Work order –
Give back each entry word for word, but drop the images.

*** Opening of Entries supplied ***

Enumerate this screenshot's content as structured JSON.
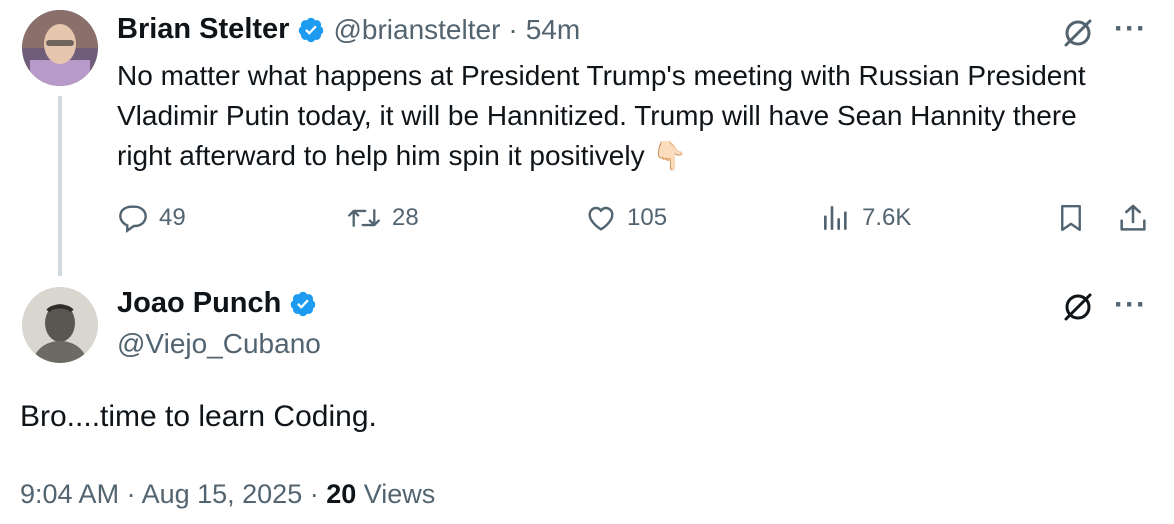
{
  "tweet1": {
    "author_name": "Brian Stelter",
    "handle": "@brianstelter",
    "separator": "·",
    "time": "54m",
    "verified": true,
    "text": "No matter what happens at President Trump's meeting with Russian President Vladimir Putin today, it will be Hannitized. Trump will have Sean Hannity there right afterward to help him spin it positively",
    "emoji": "👇🏻",
    "actions": {
      "replies": "49",
      "retweets": "28",
      "likes": "105",
      "views": "7.6K"
    }
  },
  "tweet2": {
    "author_name": "Joao Punch",
    "handle": "@Viejo_Cubano",
    "verified": true,
    "text": "Bro....time to learn Coding.",
    "timestamp": "9:04 AM · Aug 15, 2025 · ",
    "views_count": "20",
    "views_label": " Views"
  },
  "more_label": "···",
  "colors": {
    "verified": "#1d9bf0",
    "muted": "#536471",
    "text": "#0f1419",
    "thread_line": "#cfd9de"
  },
  "icons": {
    "grok": "grok-icon",
    "more": "more-icon",
    "reply": "reply-icon",
    "retweet": "retweet-icon",
    "like": "heart-icon",
    "views": "views-icon",
    "bookmark": "bookmark-icon",
    "share": "share-icon",
    "verified": "verified-badge-icon"
  }
}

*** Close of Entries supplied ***

Exercise answer –
Enumerate this screenshot's content as structured JSON.
{
  "tweet1": {
    "author_name": "Brian Stelter",
    "handle": "@brianstelter",
    "separator": "·",
    "time": "54m",
    "verified": true,
    "text": "No matter what happens at President Trump's meeting with Russian President Vladimir Putin today, it will be Hannitized. Trump will have Sean Hannity there right afterward to help him spin it positively",
    "emoji": "👇🏻",
    "actions": {
      "replies": "49",
      "retweets": "28",
      "likes": "105",
      "views": "7.6K"
    }
  },
  "tweet2": {
    "author_name": "Joao Punch",
    "handle": "@Viejo_Cubano",
    "verified": true,
    "text": "Bro....time to learn Coding.",
    "timestamp": "9:04 AM · Aug 15, 2025 · ",
    "views_count": "20",
    "views_label": " Views"
  },
  "more_label": "···",
  "colors": {
    "verified": "#1d9bf0",
    "muted": "#536471",
    "text": "#0f1419",
    "thread_line": "#cfd9de"
  },
  "icons": {
    "grok": "grok-icon",
    "more": "more-icon",
    "reply": "reply-icon",
    "retweet": "retweet-icon",
    "like": "heart-icon",
    "views": "views-icon",
    "bookmark": "bookmark-icon",
    "share": "share-icon",
    "verified": "verified-badge-icon"
  }
}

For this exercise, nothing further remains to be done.